OTTAWA, Nov. 12, 2013 /CNW/ - On Thursday, October 31, Parliament opened
an important debate on Bill C-201, which proposes a tax credit that
would help construction workers cover their travel costs when
relocating temporarily to take on short-term construction jobs.
Leaders of Canada's construction industry and labour organizations
support the proposed construction mobility tax credit. They believe the
legislation will create new opportunities for under-employed Canadian
tradespeople and help to keep them working.
In an open letter published in The Globe and Mail, the National Post and the Hill Times, they made a clear case for the tax credit, outlining the human
resources challenges facing the industry and how the credit could help
The industry is facing skills shortages due to a large cohort of its
skilled workforce aging into retirement, a fragmented training system
producing uneven results, and not enough new recruits to make up the
shortfall. To meet the projected economic demand, more than 250,000 new
workers will be needed by the end of the decade.
Current Government of Canada initiatives, while welcome, are unlikely to
meet the need for construction workers or grow the workforce in a
tangible way. The resource and major institutional construction sectors
in some regions are already experiencing skilled labour shortages. This
situation is expected to worsen.
Resource projects are often located in remote areas with small
populations. They rely on skilled workers willing to relocate to
distant sites for short terms. Travel and temporary costs are $3,500 on
average, which is prohibitive for many tradespeople.
Existing tax exemptions related to remote work sites apply only to those
workers who are provided lodging at these sites directly. There is no
similar provision for the majority of construction workers who travel
to obtain work. For example, a worker from New Brunswick who moves
temporarily to Ontario to work at a large construction site gets no

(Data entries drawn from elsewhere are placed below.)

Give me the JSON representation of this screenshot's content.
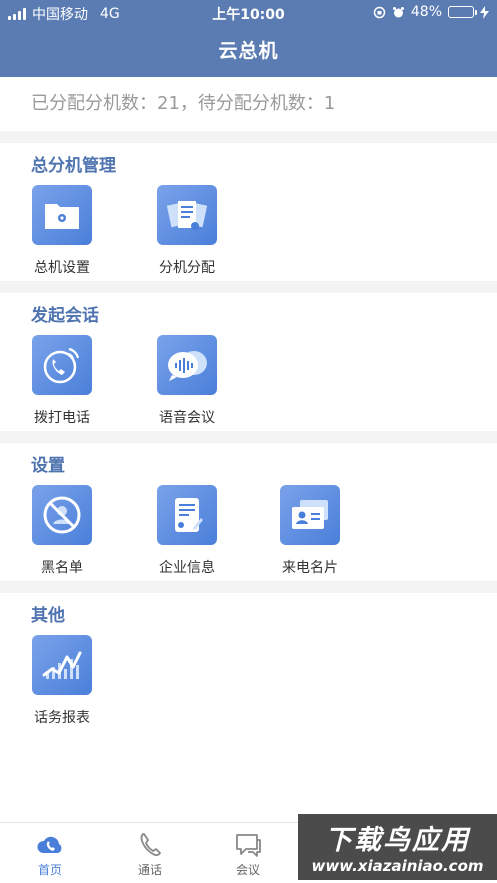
{
  "status_bar": {
    "carrier": "中国移动",
    "network": "4G",
    "time": "上午10:00",
    "battery": "48%",
    "battery_level": 0.48
  },
  "header": {
    "title": "云总机"
  },
  "summary": {
    "text": "已分配分机数：21，待分配分机数：1"
  },
  "sections": [
    {
      "title": "总分机管理",
      "items": [
        {
          "label": "总机设置",
          "icon": "folder-gear-icon"
        },
        {
          "label": "分机分配",
          "icon": "documents-icon"
        }
      ]
    },
    {
      "title": "发起会话",
      "items": [
        {
          "label": "拨打电话",
          "icon": "phone-call-icon"
        },
        {
          "label": "语音会议",
          "icon": "voice-chat-icon"
        }
      ]
    },
    {
      "title": "设置",
      "items": [
        {
          "label": "黑名单",
          "icon": "blocked-user-icon"
        },
        {
          "label": "企业信息",
          "icon": "scroll-document-icon"
        },
        {
          "label": "来电名片",
          "icon": "contact-card-icon"
        }
      ]
    },
    {
      "title": "其他",
      "items": [
        {
          "label": "话务报表",
          "icon": "line-chart-icon"
        }
      ]
    }
  ],
  "tabbar": {
    "items": [
      {
        "label": "首页",
        "icon": "cloud-phone-icon",
        "active": true
      },
      {
        "label": "通话",
        "icon": "phone-icon",
        "active": false
      },
      {
        "label": "会议",
        "icon": "chat-icon",
        "active": false
      }
    ]
  },
  "watermark": {
    "line1": "下载鸟应用",
    "line2": "www.xiazainiao.com"
  },
  "colors": {
    "header": "#5a7cb3",
    "accent": "#4a7fd9",
    "section_title": "#4f74b0"
  }
}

consideration under the tax system—the individual must bear the cost
burden of travel and lodging if not provided by the employer. This
needs to change.
As well as its clear benefits to Canadian workers and industry, a
construction mobility tax credit would benefit the Government of Canada
through increased long-term income tax revenues and reduced dependence
on costly social programs. Initial studies have shown that the credit
could yield a return on investment of nearly 5 to 1.
"This initiative would alleviate dependence on expensive temporary HR
solutions by encouraging Canadians to go where the work is—even if it
is for a relatively short, finite period of time," said Robert Blakely,
Chief Operating Officer of Canada's Building Trades Unions. "The credit
would go a long way toward meeting a challenge our entire industry is
The open letter is signed by:
Robert Blakely, Chief Operating Officer, Canada's Building Trades Unions
Michael Atkinson, President, Canadian Construction Association
Neil Tidsbury, President, Construction Labour Relations-Alberta
For more information on the construction mobility tax credit, and to
read the letter, please visit http://www.buildingtrades.ca/Legislative-Issues/Government-Affairs-and-Public-Policy/Putting-Canadians-First.aspx.
SOURCE: Building & Construction Trades Department, AFL-CIO
For further information:
Christopher Smillie, Government and Regulatory Affairs, Canada's Building Trades Unions. Office: (613) 236-0653 / Cell: 613- 620-0653 / Email: email@example.com